[Dataset items]

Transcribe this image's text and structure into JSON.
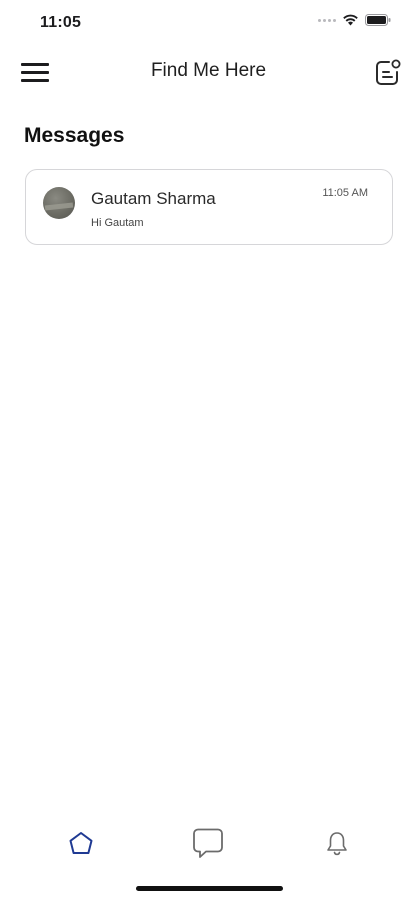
{
  "status_bar": {
    "time": "11:05"
  },
  "header": {
    "title": "Find Me Here"
  },
  "messages": {
    "heading": "Messages",
    "items": [
      {
        "name": "Gautam Sharma",
        "time": "11:05 AM",
        "preview": "Hi Gautam"
      }
    ]
  },
  "tab_bar": {
    "active_tab": "home",
    "active_color": "#1f3a93",
    "inactive_color": "#6b6b6b",
    "icons": [
      "home-icon",
      "chat-bubble-icon",
      "bell-icon"
    ]
  }
}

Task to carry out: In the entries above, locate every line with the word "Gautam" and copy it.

Your response:
        "name": "Gautam Sharma",
        "preview": "Hi Gautam"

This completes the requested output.